It is unclear what officials could have done to stop the attack at the point they were alerted to Lanza. All firearms in the Lanza home had been legally purchased by Nancy Lanza, whom Adam Lanza shot and killed in her bed the morning of Dec. 14 before going to Sandy Hook Elementary School and fatally shooting 20 children and six staff members. The rampage ended when Lanza, 20, shot and killed himself at the school.

The documents — large portions of which were redacted, including the names of numerous interviewees — include accounts by people who knew the gunman or his mother.

In one entry, a woman who had connected with Lanza online about 2½ years before the massacre said she knew he had been obsessed with mass shootings.

“Lanza was working on a list, or spreadsheet, meticulously documenting the details of hundreds of spree killings and mass murders,” agents with the FBI wrote of their interview with her. They said he had devoted all his time to researching these events.

The woman said she communicated with Lanza about once a month through the beginning of December 2012, but never heard his voice. He was “the weirdest person online,” she told investigators.

Lanza also portrayed himself to the woman as someone who lived an isolated and uncomfortable life, the investigators noted.

He had shared his thoughts on sexuality and pedophilia with her, saying on the one hand that he hated pedophiles and that they were a threat to children, while also describing “adult/child sexual relationships as possibly beneficial to both.”

A 48-page report released in 2013 by the state’s attorney in Danbury, Connecticut, Stephen J. Sedensky III, stated that Lanza had “materials regarding the topic of pedophilia and advocating for the rights for pedophiles.” The report noted, however, that the materials were not child pornography.

According to the new documents, the woman said Lanza felt “pity for children” and thought they were “brainwashed” by “controlling” adults like teachers and parents.

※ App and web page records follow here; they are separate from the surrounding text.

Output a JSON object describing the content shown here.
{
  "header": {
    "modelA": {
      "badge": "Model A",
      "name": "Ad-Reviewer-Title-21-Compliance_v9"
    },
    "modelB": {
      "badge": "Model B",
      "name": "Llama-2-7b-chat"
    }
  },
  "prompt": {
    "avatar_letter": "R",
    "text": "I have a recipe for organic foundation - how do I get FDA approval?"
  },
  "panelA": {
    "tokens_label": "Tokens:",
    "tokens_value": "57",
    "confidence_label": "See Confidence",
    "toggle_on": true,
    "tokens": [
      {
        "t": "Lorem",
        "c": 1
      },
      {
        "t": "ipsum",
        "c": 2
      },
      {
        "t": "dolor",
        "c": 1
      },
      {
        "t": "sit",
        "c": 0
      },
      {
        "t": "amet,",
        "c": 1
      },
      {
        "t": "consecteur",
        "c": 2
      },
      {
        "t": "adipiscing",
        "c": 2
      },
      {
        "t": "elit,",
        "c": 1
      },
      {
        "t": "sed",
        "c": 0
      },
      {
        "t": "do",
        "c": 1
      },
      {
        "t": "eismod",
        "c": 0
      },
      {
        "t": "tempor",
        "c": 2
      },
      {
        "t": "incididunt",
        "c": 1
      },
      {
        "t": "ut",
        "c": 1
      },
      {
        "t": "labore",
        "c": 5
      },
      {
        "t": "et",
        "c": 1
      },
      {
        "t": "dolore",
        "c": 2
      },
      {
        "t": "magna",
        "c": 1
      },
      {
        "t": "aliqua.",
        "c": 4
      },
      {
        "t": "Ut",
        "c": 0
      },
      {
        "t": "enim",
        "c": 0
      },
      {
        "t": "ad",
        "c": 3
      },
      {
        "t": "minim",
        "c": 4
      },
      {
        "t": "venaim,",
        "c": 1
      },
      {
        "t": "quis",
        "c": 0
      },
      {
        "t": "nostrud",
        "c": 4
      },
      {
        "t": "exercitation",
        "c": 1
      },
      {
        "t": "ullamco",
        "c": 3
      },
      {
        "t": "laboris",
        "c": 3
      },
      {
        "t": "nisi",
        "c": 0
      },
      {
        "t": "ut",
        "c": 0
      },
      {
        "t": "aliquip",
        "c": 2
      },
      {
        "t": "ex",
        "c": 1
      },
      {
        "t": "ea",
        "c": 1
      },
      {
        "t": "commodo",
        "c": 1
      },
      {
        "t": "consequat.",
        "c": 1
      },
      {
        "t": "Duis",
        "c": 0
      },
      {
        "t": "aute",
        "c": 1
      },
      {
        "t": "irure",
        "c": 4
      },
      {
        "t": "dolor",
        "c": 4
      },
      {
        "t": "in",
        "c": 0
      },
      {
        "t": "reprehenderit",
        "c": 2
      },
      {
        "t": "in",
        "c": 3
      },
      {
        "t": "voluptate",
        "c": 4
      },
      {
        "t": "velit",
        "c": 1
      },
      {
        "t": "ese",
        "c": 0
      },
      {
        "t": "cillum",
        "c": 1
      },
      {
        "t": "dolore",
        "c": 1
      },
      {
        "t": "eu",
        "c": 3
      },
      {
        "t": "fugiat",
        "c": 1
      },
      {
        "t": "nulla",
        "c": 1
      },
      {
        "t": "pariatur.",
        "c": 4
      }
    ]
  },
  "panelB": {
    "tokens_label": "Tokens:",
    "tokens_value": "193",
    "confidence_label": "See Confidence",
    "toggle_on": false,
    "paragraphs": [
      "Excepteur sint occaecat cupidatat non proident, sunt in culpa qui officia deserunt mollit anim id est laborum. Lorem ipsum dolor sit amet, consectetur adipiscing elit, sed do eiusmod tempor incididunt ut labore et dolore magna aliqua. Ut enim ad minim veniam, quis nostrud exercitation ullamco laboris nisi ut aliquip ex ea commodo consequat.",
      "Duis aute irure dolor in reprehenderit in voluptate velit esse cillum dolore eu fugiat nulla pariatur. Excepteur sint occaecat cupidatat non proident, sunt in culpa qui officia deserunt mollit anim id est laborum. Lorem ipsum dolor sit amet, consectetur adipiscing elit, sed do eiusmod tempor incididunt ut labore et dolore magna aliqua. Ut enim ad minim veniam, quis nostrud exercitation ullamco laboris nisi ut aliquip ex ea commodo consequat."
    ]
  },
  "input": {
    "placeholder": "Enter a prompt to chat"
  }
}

Lanza “felt sorry” for children, according to the woman.

Though she said she never had an indication that he would act out violently himself, she was not shocked that he was the killer, she told investigators.

In one interview, dated Dec. 16, 2012, FBI officials were informed that Nancy Lanza had said that her son had hacked into a government computer system during his freshman year of high school. Nancy Lanza reportedly said that agents from the FBI or the CIA came to their door afterward.

In another entry, recorded on the day of the shooting, an interviewee said Nancy Lanza had told her that Adam Lanza had been “weirded out” by Hurricane Sandy, which struck the Northeast in October 2012, less than two months before the attack.

The storm left the Lanzas without electricity. With “no power in the house, the shooter refused to leave the home and go to a hotel,” the FBI noted. So Nancy Lanza was forced to stay with him, the report said. “He was undoubtedly afflicted with mental health problems,” according to the report.

Lanza was found to have Asperger’s syndrome in 2005, but there is no evidence that people with Asperger’s are more likely to commit violent crimes than others.

The documents also repeatedly underscored the tensions at home between Lanza and his mother, noting that a number of people who knew the mother for years had never met Lanza or even been in their house.

The report states that in November 2012, Lanza’s mother “was concerned about him and said that he hadn’t gone anywhere in three months and would only communicate with her by email, though they were living in the same house.” But she never expressed fear that her son posed a threat.